**Exercise directions:** Please repeat the listing in its entirety, without any alteration.

== Provided data ==

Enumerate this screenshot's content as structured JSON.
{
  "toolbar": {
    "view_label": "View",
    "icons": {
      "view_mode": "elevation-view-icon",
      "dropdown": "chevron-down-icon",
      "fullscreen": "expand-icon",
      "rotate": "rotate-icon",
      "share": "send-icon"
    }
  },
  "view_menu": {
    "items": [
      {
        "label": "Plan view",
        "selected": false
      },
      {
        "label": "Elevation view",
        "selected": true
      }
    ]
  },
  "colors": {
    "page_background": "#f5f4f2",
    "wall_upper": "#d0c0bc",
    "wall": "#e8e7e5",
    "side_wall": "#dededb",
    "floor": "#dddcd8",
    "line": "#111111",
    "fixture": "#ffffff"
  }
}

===

**Result of the exercise:**
Enumerate this screenshot's content as structured JSON.
{
  "toolbar": {
    "view_label": "View",
    "icons": {
      "view_mode": "elevation-view-icon",
      "dropdown": "chevron-down-icon",
      "fullscreen": "expand-icon",
      "rotate": "rotate-icon",
      "share": "send-icon"
    }
  },
  "view_menu": {
    "items": [
      {
        "label": "Plan view",
        "selected": false
      },
      {
        "label": "Elevation view",
        "selected": true
      }
    ]
  },
  "colors": {
    "page_background": "#f5f4f2",
    "wall_upper": "#d0c0bc",
    "wall": "#e8e7e5",
    "side_wall": "#dededb",
    "floor": "#dddcd8",
    "line": "#111111",
    "fixture": "#ffffff"
  }
}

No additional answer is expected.